Whether by the governor or by the superintendent, it appears the mask mandate for staff and students in the Williamson County Schools district will be lifted by Monday night.
That’s the message WCS Superintendent Jason Golden communicated to Board of Education members during Thursday night’s work session. He said coronavirus case numbers are now at such a level that mask requirements are likely no longer necessary.
“My plan, based on where we are right now, is to recommend on Monday that we remove the mask requirement,” Golden said. “The board voted previously that we extend the mandate until after our January meeting, but given the recommendations from our health staff and information we have locally, we believe it would be appropriate to end Monday.”
The board voted 8-4 at its September meeting to extend the district’s mask mandate to Jan. 19, and members would vote again to affirm Golden’s move to end the requirement when they gather Monday for their November meeting.

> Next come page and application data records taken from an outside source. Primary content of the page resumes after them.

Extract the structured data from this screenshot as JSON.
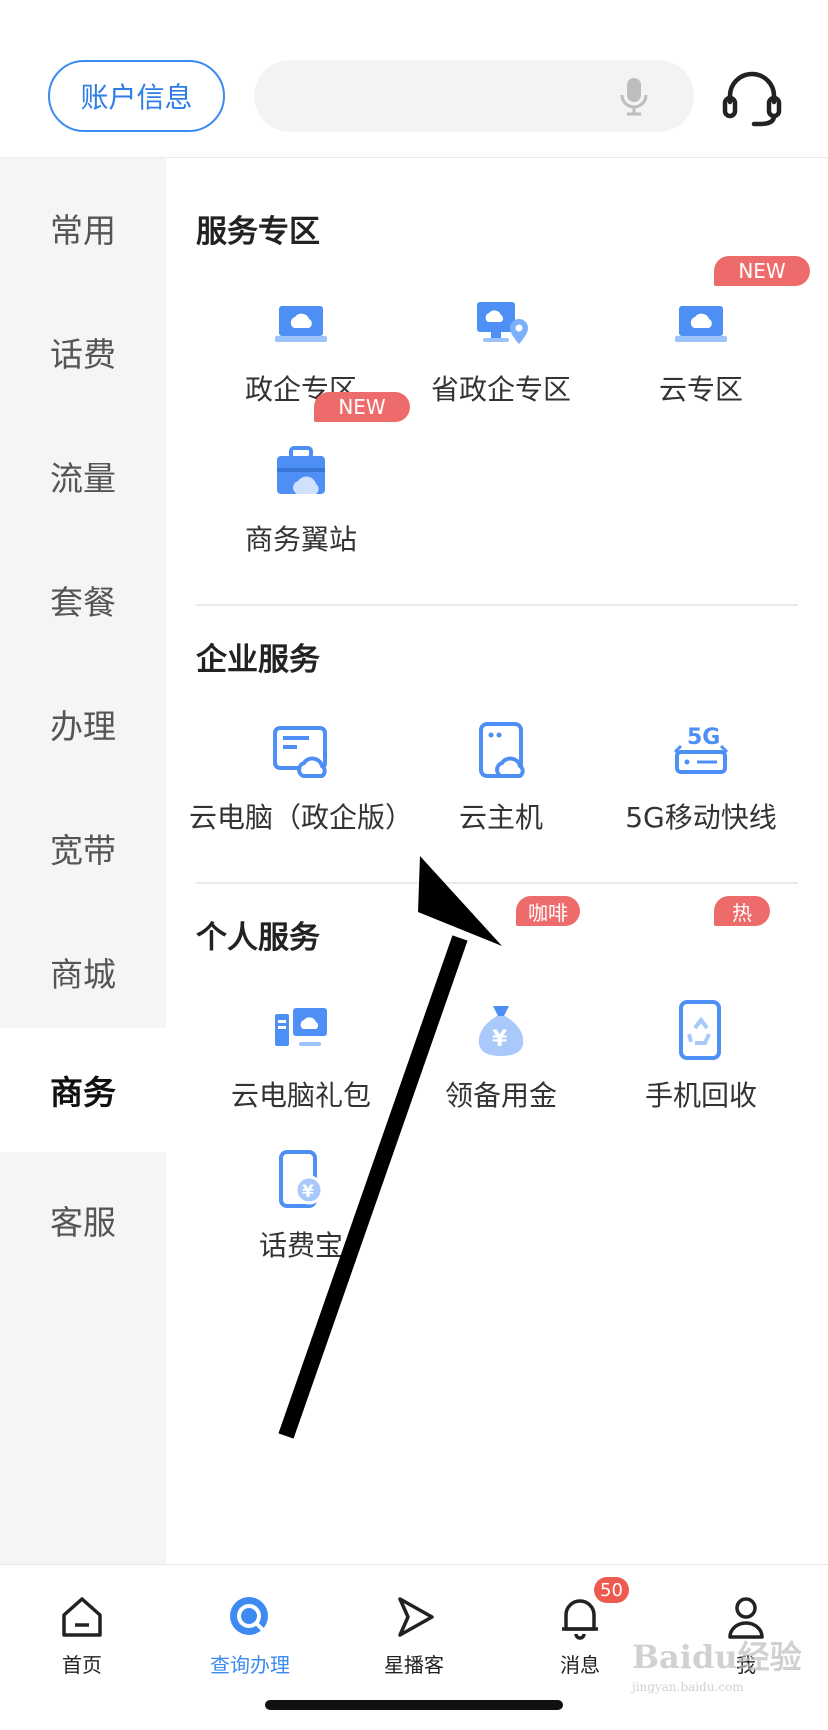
{
  "header": {
    "account_label": "账户信息",
    "search_placeholder": ""
  },
  "sidebar": {
    "items": [
      {
        "label": "常用"
      },
      {
        "label": "话费"
      },
      {
        "label": "流量"
      },
      {
        "label": "套餐"
      },
      {
        "label": "办理"
      },
      {
        "label": "宽带"
      },
      {
        "label": "商城"
      },
      {
        "label": "商务",
        "active": true
      },
      {
        "label": "客服"
      }
    ]
  },
  "main": {
    "sections": [
      {
        "title": "服务专区",
        "items": [
          {
            "label": "政企专区",
            "icon": "laptop-cloud-icon"
          },
          {
            "label": "省政企专区",
            "icon": "monitor-location-icon"
          },
          {
            "label": "云专区",
            "icon": "laptop-cloud-icon",
            "badge": "NEW"
          },
          {
            "label": "商务翼站",
            "icon": "briefcase-cloud-icon",
            "badge": "NEW"
          }
        ]
      },
      {
        "title": "企业服务",
        "items": [
          {
            "label": "云电脑（政企版）",
            "icon": "cloud-pc-icon"
          },
          {
            "label": "云主机",
            "icon": "cloud-host-icon"
          },
          {
            "label": "5G移动快线",
            "icon": "5g-router-icon"
          }
        ]
      },
      {
        "title": "个人服务",
        "items": [
          {
            "label": "云电脑礼包",
            "icon": "pc-cloud-icon"
          },
          {
            "label": "领备用金",
            "icon": "money-bag-icon",
            "badge": "咖啡"
          },
          {
            "label": "手机回收",
            "icon": "phone-recycle-icon",
            "badge": "热"
          },
          {
            "label": "话费宝",
            "icon": "phone-yuan-icon"
          }
        ]
      }
    ]
  },
  "bottom_nav": {
    "items": [
      {
        "label": "首页",
        "icon": "home-icon"
      },
      {
        "label": "查询办理",
        "icon": "search-query-icon",
        "active": true
      },
      {
        "label": "星播客",
        "icon": "play-icon"
      },
      {
        "label": "消息",
        "icon": "bell-icon",
        "badge": "50"
      },
      {
        "label": "我",
        "icon": "user-icon"
      }
    ]
  },
  "watermark": {
    "text": "Baidu经验",
    "sub": "jingyan.baidu.com"
  },
  "colors": {
    "accent": "#3d8bf2",
    "badge": "#ee6b6b",
    "sidebar_bg": "#f5f5f5"
  }
}
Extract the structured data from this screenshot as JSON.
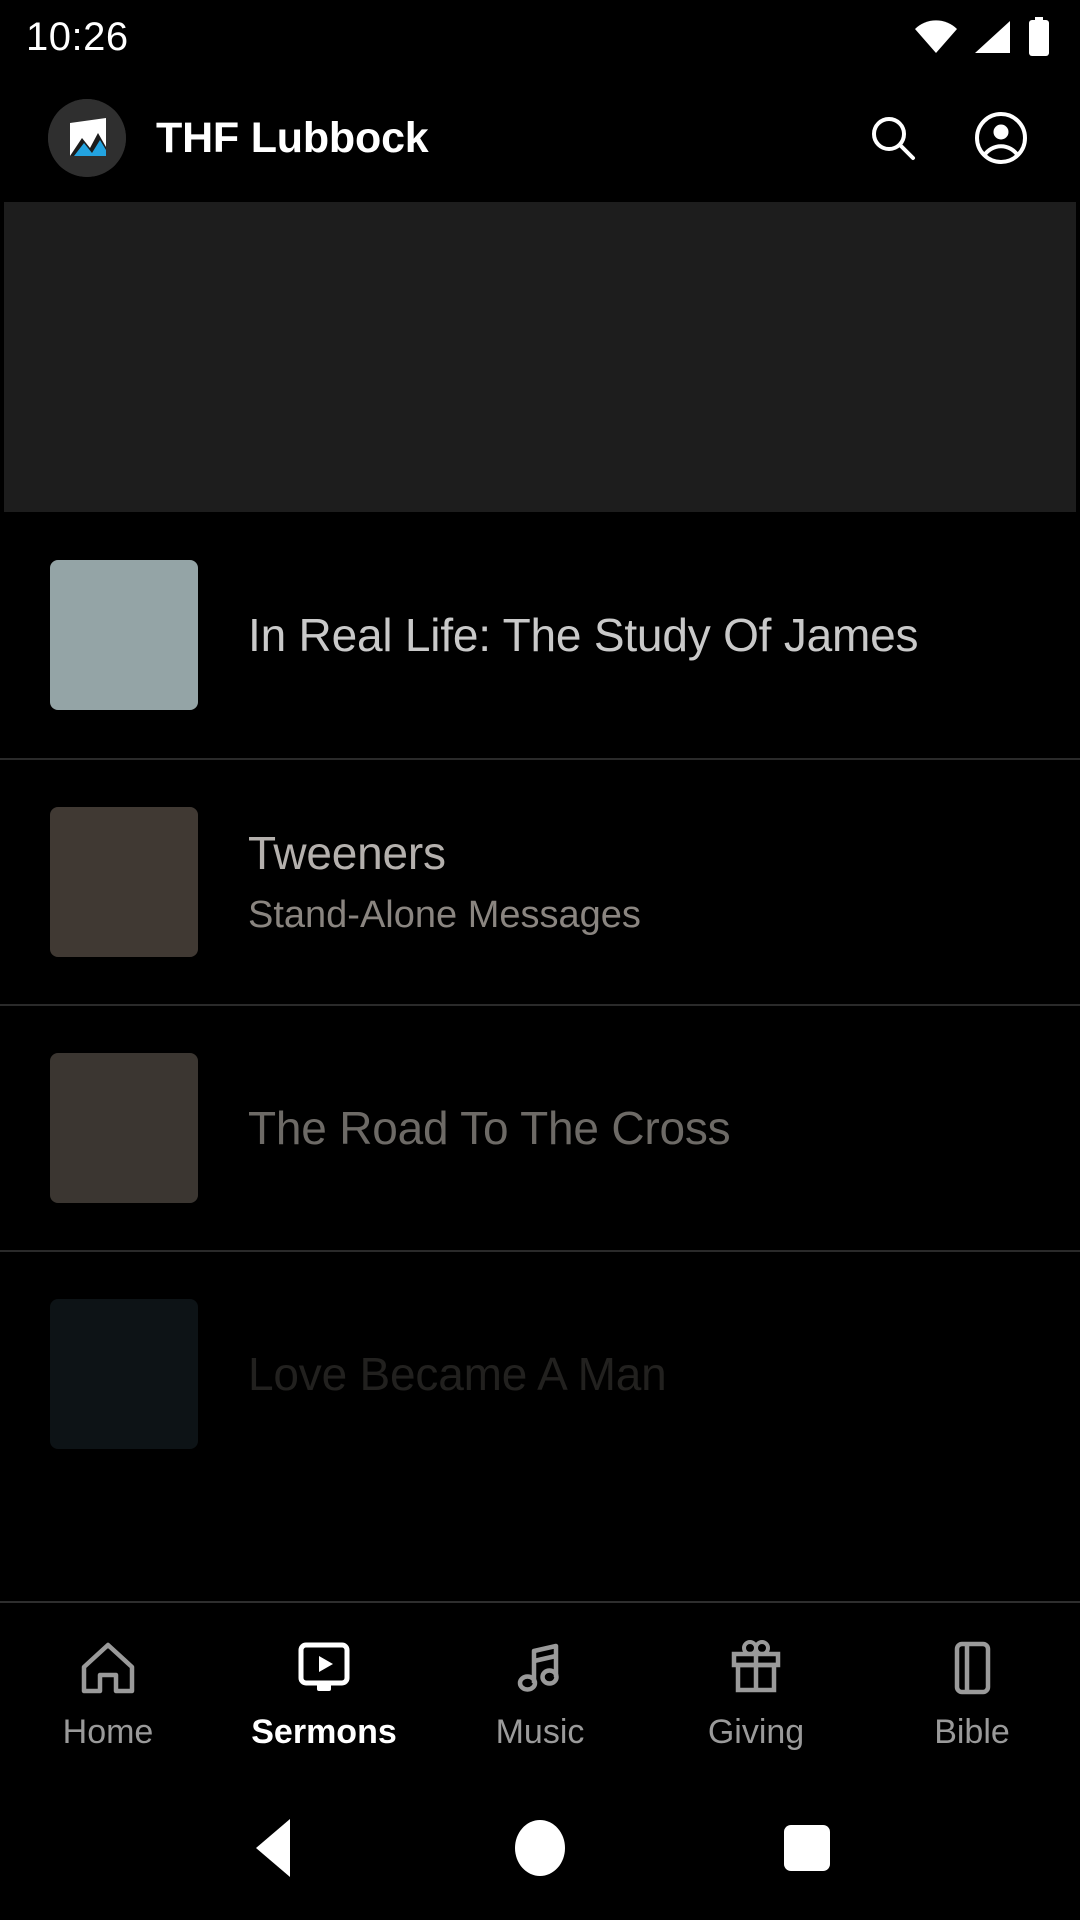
{
  "status_bar": {
    "clock": "10:26",
    "icons": [
      "wifi-icon",
      "cellular-signal-icon",
      "battery-full-icon"
    ]
  },
  "app_bar": {
    "logo_icon": "mountain-logo-icon",
    "title": "THF Lubbock",
    "search_icon": "search-icon",
    "account_icon": "account-circle-icon"
  },
  "banner": {
    "placeholder_color": "#1d1d1d"
  },
  "sermons": {
    "items": [
      {
        "title": "In Real Life: The Study Of James",
        "subtitle": "",
        "thumb_color": "#94a4a6",
        "title_color": "#c9c9c9",
        "subtitle_color": "#8d8d8d",
        "opacity": 1
      },
      {
        "title": "Tweeners",
        "subtitle": "Stand-Alone Messages",
        "thumb_color": "#403933",
        "title_color": "#b4b0ad",
        "subtitle_color": "#8a8580",
        "opacity": 1
      },
      {
        "title": "The Road To The Cross",
        "subtitle": "",
        "thumb_color": "#3b3631",
        "title_color": "#6d6a66",
        "subtitle_color": "#5a5754",
        "opacity": 1
      },
      {
        "title": "Love Became A Man",
        "subtitle": "",
        "thumb_color": "#0d1316",
        "title_color": "#22211f",
        "subtitle_color": "#1a1917",
        "opacity": 1
      }
    ]
  },
  "tab_bar": {
    "active": "Sermons",
    "tabs": [
      {
        "label": "Home",
        "icon": "home-icon",
        "active": false
      },
      {
        "label": "Sermons",
        "icon": "sermons-video-icon",
        "active": true
      },
      {
        "label": "Music",
        "icon": "music-note-icon",
        "active": false
      },
      {
        "label": "Giving",
        "icon": "gift-icon",
        "active": false
      },
      {
        "label": "Bible",
        "icon": "book-icon",
        "active": false
      }
    ]
  },
  "nav_bar": {
    "back_label": "back-button",
    "home_label": "home-button",
    "recents_label": "recents-button"
  },
  "colors": {
    "background": "#000000",
    "banner": "#1d1d1d",
    "divider": "#2a2a2a",
    "tab_inactive": "#9a9a9a",
    "tab_active": "#ffffff",
    "logo_accent": "#23a3e0"
  }
}
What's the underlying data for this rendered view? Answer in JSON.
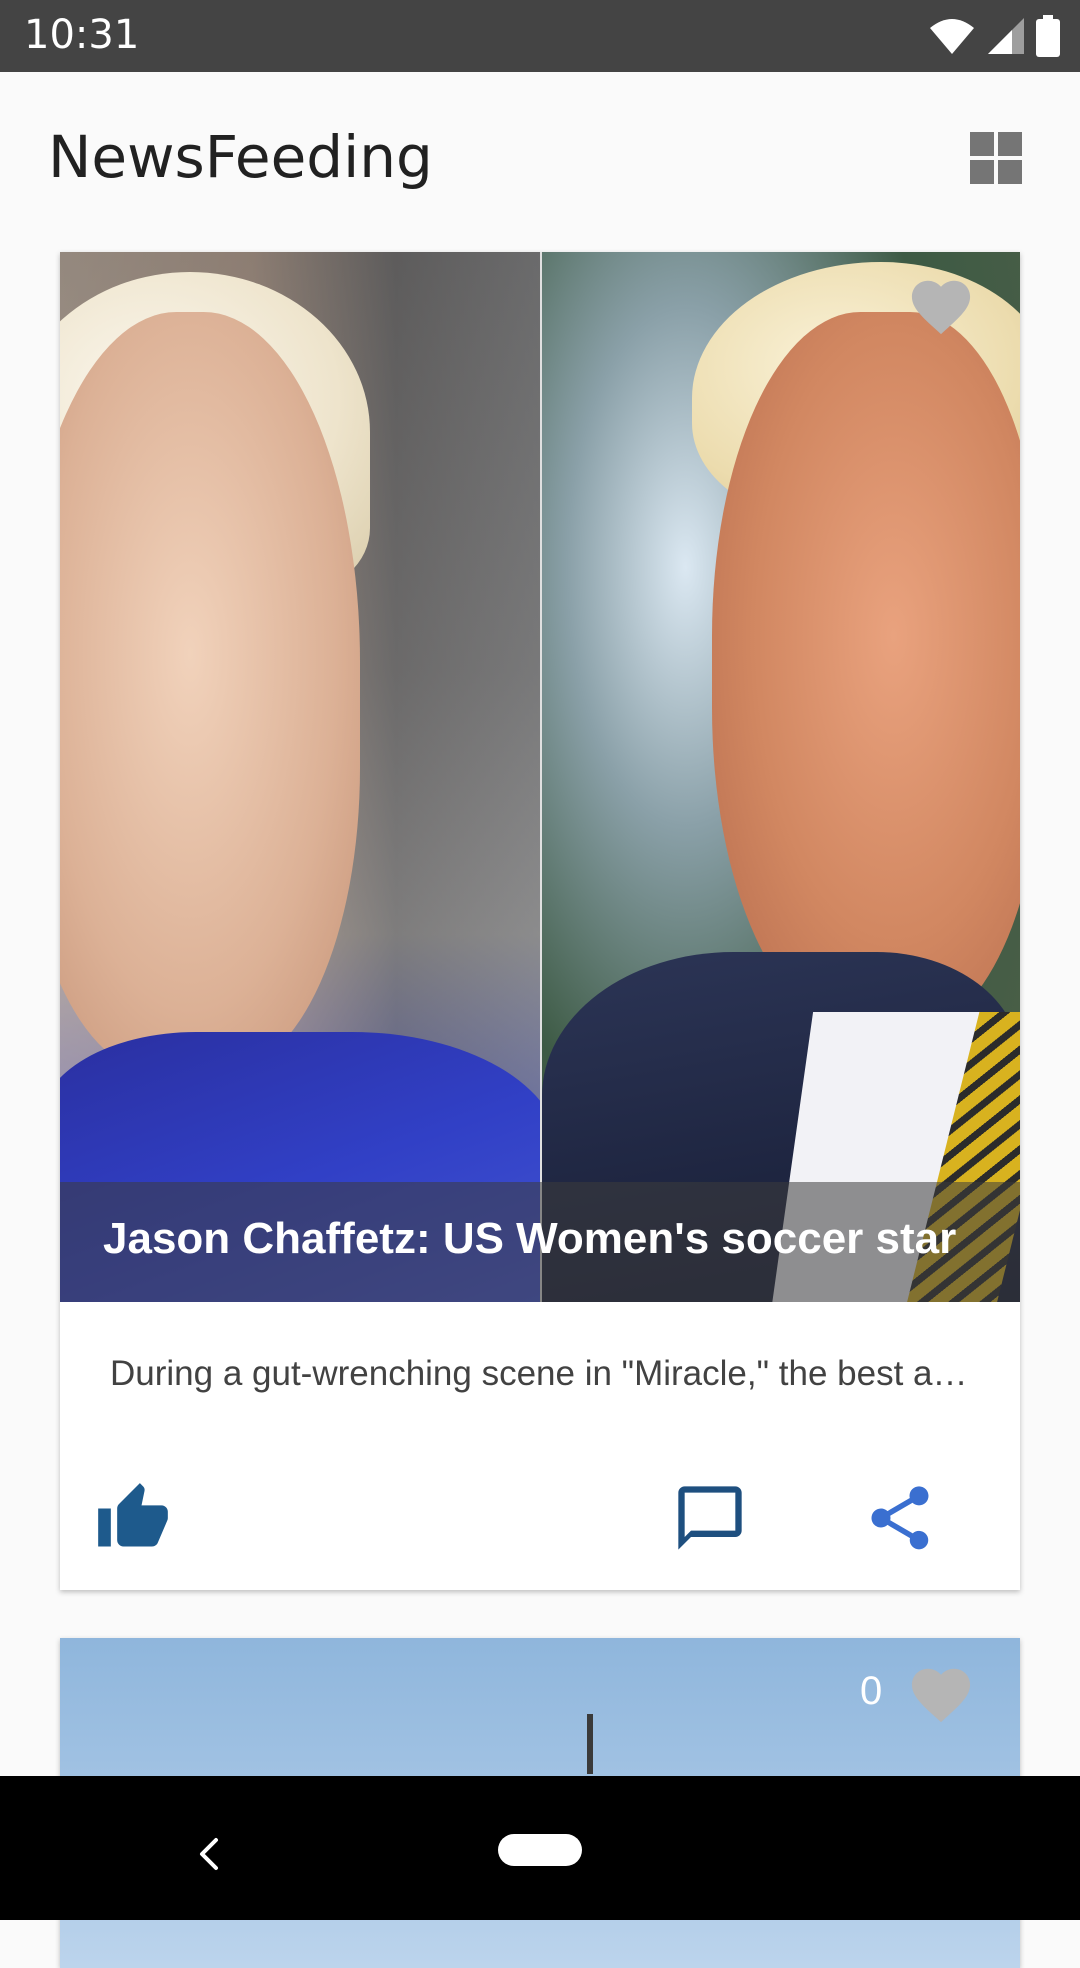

It’s possible, however, that regardless of what Golden and board members decide to do, the issue may be moot if Gov. Bill Lee signs into law the bill state legislators passed in a special session a couple of weeks ago that bans mask mandates in school districts across the state. That law would go into effect immediately, and families would be alerted over the weekend.
Golden pointed out that case numbers have been steadily dropping, especially over the past month. The district hit its peak Aug. 27 with 544 students and 105 staff testing positive for the virus. By Oct. 8, student cases had dropped below 100 and have continued on a downward trend. Of the district’s 50 schools, half have zero student cases and 38 with zero staff cases.
It’s unclear what happens with the temporary restraining order U.S. District Judge Waverly D. Crenshaw Jr. had issued that blocked Gov. Lee’s executive order for parents to opt-out of mask mandates in Williamson County.
Crenshaw’s ruling was in regard to a lawsuit filed by two families against the state of Tennessee, Williamson County Schools and the Franklin Special School District. The court identified the plaintiffs as families of a 13-year-old seventh-grader with Down syndrome and a 7-year-old second grader with type-1 diabetes.
Click here to view all of Thursday night’s work session.